Scan the records below. List lines holding "title".

Data for processing section start

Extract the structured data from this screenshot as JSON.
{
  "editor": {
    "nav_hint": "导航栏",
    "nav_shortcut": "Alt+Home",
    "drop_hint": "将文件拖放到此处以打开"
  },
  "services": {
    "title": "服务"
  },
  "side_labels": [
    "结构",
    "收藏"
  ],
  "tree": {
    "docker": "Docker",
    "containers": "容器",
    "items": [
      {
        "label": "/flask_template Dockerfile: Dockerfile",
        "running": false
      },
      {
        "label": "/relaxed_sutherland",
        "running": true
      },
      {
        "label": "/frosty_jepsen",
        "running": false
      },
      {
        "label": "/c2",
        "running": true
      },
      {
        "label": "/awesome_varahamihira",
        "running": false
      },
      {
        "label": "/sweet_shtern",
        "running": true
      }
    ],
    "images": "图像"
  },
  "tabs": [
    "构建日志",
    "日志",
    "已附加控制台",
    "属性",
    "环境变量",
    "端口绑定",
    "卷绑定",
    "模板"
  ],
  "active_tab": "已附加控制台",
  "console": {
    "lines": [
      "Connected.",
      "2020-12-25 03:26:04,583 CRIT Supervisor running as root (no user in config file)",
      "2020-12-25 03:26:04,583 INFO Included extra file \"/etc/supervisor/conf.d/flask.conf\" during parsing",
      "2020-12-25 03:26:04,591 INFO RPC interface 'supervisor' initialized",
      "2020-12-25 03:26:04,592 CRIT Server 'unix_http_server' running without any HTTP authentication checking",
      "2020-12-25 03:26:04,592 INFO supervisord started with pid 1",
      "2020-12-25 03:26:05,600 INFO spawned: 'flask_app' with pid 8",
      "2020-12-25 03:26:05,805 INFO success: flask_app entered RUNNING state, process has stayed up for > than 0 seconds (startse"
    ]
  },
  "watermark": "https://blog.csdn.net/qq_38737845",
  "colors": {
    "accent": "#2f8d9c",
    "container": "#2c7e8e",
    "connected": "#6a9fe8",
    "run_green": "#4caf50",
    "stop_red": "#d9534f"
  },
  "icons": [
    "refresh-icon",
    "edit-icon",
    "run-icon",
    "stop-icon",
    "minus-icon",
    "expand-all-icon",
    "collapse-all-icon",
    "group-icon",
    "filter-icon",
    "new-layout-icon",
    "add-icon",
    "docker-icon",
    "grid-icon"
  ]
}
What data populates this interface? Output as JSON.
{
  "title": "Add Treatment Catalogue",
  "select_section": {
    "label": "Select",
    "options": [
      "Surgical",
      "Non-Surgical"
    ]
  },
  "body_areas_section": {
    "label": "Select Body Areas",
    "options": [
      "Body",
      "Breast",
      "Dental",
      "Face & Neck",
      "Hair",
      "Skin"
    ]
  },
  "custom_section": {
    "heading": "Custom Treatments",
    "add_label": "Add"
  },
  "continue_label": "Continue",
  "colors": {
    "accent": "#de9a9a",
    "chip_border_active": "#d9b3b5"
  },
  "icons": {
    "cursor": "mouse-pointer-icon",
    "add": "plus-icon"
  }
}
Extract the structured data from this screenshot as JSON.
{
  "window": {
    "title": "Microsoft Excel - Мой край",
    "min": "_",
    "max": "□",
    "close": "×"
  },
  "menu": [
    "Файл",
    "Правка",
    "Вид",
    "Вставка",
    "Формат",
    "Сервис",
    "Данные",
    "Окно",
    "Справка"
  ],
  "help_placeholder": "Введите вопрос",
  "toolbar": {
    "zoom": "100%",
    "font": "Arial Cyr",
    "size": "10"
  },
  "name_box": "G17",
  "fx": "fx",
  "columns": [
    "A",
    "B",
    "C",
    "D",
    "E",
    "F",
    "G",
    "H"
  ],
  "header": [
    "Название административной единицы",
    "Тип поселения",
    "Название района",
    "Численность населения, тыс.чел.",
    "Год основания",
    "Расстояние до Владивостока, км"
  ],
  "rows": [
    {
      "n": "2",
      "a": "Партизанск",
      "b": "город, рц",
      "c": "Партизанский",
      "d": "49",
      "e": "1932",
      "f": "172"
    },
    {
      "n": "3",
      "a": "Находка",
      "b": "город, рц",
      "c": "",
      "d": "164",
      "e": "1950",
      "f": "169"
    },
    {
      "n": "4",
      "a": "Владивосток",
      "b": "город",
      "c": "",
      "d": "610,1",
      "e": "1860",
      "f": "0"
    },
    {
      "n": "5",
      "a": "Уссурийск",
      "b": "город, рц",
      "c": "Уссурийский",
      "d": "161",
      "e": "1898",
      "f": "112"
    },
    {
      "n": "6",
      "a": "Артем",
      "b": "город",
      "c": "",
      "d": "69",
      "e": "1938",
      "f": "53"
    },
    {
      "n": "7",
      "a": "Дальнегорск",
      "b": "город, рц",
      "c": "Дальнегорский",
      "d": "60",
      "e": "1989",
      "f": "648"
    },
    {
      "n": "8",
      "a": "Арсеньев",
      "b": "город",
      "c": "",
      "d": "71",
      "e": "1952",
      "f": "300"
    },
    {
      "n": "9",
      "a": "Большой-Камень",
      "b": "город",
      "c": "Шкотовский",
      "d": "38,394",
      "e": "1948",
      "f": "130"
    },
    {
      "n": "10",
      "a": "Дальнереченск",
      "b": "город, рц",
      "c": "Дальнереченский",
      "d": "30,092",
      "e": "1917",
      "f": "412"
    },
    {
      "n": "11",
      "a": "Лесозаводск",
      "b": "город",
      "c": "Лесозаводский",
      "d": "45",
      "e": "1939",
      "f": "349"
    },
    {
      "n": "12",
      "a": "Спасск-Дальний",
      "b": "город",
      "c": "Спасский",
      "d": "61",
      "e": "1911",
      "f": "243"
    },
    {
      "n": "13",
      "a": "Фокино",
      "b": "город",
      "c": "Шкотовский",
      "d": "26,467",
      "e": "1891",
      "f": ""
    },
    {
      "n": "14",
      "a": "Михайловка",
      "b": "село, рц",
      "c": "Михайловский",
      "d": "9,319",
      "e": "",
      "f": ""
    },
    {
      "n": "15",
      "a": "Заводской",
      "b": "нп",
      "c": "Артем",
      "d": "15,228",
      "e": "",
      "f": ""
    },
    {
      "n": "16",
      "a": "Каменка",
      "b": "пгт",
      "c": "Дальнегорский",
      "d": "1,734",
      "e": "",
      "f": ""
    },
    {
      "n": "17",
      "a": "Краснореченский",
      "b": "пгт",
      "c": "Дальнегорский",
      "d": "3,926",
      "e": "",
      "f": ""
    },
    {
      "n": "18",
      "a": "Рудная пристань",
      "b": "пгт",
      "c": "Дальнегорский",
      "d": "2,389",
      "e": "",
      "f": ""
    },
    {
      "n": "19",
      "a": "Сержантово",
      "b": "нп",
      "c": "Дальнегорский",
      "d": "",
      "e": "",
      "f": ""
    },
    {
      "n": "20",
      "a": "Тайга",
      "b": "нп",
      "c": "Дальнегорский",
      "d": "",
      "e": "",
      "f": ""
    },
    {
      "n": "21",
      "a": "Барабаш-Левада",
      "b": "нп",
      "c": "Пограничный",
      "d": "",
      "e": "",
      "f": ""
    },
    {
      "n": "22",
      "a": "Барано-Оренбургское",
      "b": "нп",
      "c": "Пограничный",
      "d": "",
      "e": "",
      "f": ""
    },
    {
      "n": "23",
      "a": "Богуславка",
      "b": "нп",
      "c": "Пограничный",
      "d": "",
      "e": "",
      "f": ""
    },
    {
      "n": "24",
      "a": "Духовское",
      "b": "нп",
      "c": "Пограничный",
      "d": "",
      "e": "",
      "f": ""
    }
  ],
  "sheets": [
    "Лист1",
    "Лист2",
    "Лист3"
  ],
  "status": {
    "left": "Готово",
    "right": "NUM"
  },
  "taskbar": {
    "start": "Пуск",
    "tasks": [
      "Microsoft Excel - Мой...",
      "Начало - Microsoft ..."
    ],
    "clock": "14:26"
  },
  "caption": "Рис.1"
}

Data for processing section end

● **Exercise result**
    "title": "服务"
  "title": "Add Treatment Catalogue",
    "title": "Microsoft Excel - Мой край",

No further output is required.